    According to our intelligence, the plan to attack Iran will gather pace after certain crucial debates in the US Congress in July. The broad idea is to go with another “coalition of the willing” against Iran as in the First and not so much the Second Gulf War, and a Britain-led Nato will be a key player in that coalition. Diplomatic sources say that since the EU constitution was rejected by France and The Netherlands, Rumsfeld has been planning and succeeded in dividing Nato for the Iran war.

    The Britain-led Nato will not include Germany, and will comprise generally pro-US states like Spain, Poland, Romania, Portugal, and the Czech Republic. With the exclusion of Germany, France will not be able – or as able as before – to put spokes in the war preparation. With the European Union tottering and the Euro getting hammered in the markets, French resistance will be weak against a second war in the Middle East in two years.

    But despite what we wrote, the Iran war so soon, and with the boundless acrimony it is sure to generate, is surprising on another level, and that is seeing the general nature of second-term US presidents, who turn to the enterprise of making themselves look good to history. The first term of Bush we all know, when an almost evangelical America attacked Saddam for non-existence WMDs, a fact known to the president, the CIA, and the neo-conservatives lead by the vice-president, Dick Cheney.

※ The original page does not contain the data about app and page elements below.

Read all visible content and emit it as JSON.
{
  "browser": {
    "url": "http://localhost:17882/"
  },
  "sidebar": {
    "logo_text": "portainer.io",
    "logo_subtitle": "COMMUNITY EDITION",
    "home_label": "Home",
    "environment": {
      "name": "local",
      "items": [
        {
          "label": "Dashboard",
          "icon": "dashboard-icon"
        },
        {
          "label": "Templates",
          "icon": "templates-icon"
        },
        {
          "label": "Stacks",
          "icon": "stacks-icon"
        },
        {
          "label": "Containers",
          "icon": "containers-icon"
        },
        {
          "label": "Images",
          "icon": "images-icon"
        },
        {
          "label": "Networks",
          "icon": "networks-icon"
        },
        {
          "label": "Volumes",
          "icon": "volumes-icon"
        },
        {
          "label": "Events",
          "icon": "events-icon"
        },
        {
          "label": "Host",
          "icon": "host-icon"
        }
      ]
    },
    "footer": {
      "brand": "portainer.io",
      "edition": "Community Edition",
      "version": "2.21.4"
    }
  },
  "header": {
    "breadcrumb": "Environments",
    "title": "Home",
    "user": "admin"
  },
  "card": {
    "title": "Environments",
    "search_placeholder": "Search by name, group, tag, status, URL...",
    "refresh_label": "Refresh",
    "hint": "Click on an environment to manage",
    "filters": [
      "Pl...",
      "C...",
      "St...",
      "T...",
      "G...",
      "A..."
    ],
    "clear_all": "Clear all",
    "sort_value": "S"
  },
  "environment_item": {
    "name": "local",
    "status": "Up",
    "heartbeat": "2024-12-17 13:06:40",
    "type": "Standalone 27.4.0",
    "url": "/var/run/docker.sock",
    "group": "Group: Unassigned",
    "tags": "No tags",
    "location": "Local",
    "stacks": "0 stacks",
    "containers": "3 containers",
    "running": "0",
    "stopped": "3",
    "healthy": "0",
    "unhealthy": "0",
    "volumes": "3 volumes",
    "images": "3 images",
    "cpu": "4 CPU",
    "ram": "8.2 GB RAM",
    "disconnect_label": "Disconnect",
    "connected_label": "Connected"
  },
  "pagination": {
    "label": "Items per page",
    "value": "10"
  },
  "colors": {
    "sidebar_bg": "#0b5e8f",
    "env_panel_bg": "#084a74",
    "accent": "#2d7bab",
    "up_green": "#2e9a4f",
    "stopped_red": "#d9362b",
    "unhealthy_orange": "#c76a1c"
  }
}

    Cheney is less in evidence now, the neo-cons also appear to have had their day or term, as you like it, or they may be lying low, and generally, the fur is not flying about America, not since, at least, the Iraq elections, and the EU harakiri. But Iran war preparations and the war eventually will return the spotlights and hate on America, and a classical second-term US president should not like that.

    So why is Rumsfeld hammering another coalition into shape, but more controversially, attempting to hammer Germany and France out of shape? Perhaps, there is no other option. The European Union tried through non-offensive means to get Iran to de-weaponise, but not only Iran thumbed its nose at them, it threatened Scud attacks on Israel, and is shopping around in Africa for dirty bombs, that is bombs that can spread radioactive death through conventional explosion, without triggering a nuclear holocaust. But it is terrible, such a bomb, all the same, and the Al-Qaeda has come close to having it from the nuclear blackmarket since 9/ 11.

    In other words, Iran has threatened state terrorism against Israel and other US interests in the Middle East, and the EU has done nothing about it. A while ago, a US thinktank got together ex-US and former EU diplomats for a game battle of nerves against Iran, and the EU lost every time. Its diplomats just could not pitch for an offensive against Iran. Without the threat of exercise of the final option, that is offensive action, no adversary will bend, and Iran just got the EU to bend and bend on its weaponisation programme.(…)”

  8. hugh says:

    Actually if you really understood Peak oil you would know that oil should be cheapest at the very peak.

    At peak the rate of production is at its highest.
    However the price of oil is based on supply versus demand. Even before peaking supply can outstrip demand – what is sure is that once the peak is reached supply will decrease.

    The Britain-led Nato will not include Germany, and will comprise generally pro-US states like Spain, Poland, Romania, Portugal, and the Czech Republic.

    The reporter shows a very poor understanding of european politics. Tony Blair (uk primeminister) would be incapable to get the backing of parliment and the public for any attack against Iran – it is now generally assumed that he will stand down before the end of his term due to a collapse in his popularity because of his backing of the iraq war.

    Zapatero (spanish primeminister)was always againt the iraq war and was elected on this basis. He would never agree to a war on iran.

    This would give rise to a very reduced coalition of the unwilling (last time it was the uk plus a few token jests from other countries).

  9. John Salson says:

    “Oh and fuel cells right now and for the foreseeable future are a complete boondoggle, at least for privet transportation.”

    Oh no! How will we cope without transportation for our privets?